_Exercise description_. In the material below, list every line carrying the string "Mbps".

_Material for the task_.
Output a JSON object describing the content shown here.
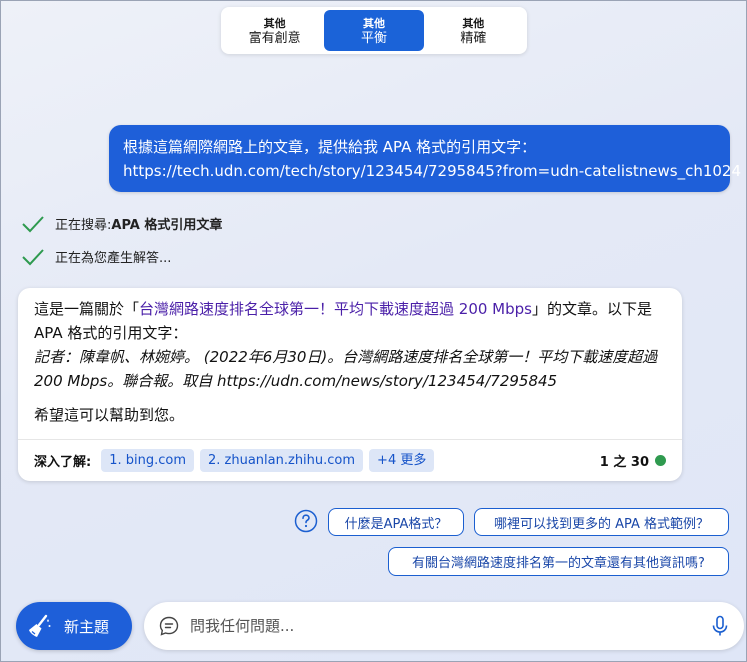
{
  "tone_selector": {
    "options": [
      {
        "line1": "其他",
        "line2": "富有創意",
        "active": false
      },
      {
        "line1": "其他",
        "line2": "平衡",
        "active": true
      },
      {
        "line1": "其他",
        "line2": "精確",
        "active": false
      }
    ]
  },
  "user_message": {
    "line1": "根據這篇網際網路上的文章，提供給我 APA 格式的引用文字：",
    "line2": "https://tech.udn.com/tech/story/123454/7295845?from=udn-catelistnews_ch1024"
  },
  "status": {
    "searching_prefix": "正在搜尋: ",
    "searching_query": "APA 格式引用文章",
    "generating": "正在為您產生解答..."
  },
  "answer": {
    "intro_before": "這是一篇關於「",
    "article_title": "台灣網路速度排名全球第一！平均下載速度超過 200 Mbps",
    "intro_after": "」的文章。以下是 APA 格式的引用文字：",
    "citation": "記者：陳韋帆、林婉婷。 (2022年6月30日)。台灣網路速度排名全球第一！平均下載速度超過 200 Mbps。聯合報。取自 https://udn.com/news/story/123454/7295845",
    "closing": "希望這可以幫助到您。",
    "learn_more_label": "深入了解:",
    "sources": [
      "1. bing.com",
      "2. zhuanlan.zhihu.com",
      "+4 更多"
    ],
    "counter": "1 之 30",
    "status_color": "#2f9a4f"
  },
  "suggestions": [
    "什麼是APA格式？",
    "哪裡可以找到更多的 APA 格式範例？",
    "有關台灣網路速度排名第一的文章還有其他資訊嗎?"
  ],
  "bottom": {
    "new_topic_label": "新主題",
    "input_placeholder": "問我任何問題..."
  },
  "colors": {
    "accent": "#1e5fd9",
    "check": "#2e9a4f"
  }
}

_Reply_.
    "article_title": "台灣網路速度排名全球第一！平均下載速度超過 200 Mbps",
    "citation": "記者：陳韋帆、林婉婷。 (2022年6月30日)。台灣網路速度排名全球第一！平均下載速度超過 200 Mbps。聯合報。取自 https://udn.com/news/story/123454/7295845",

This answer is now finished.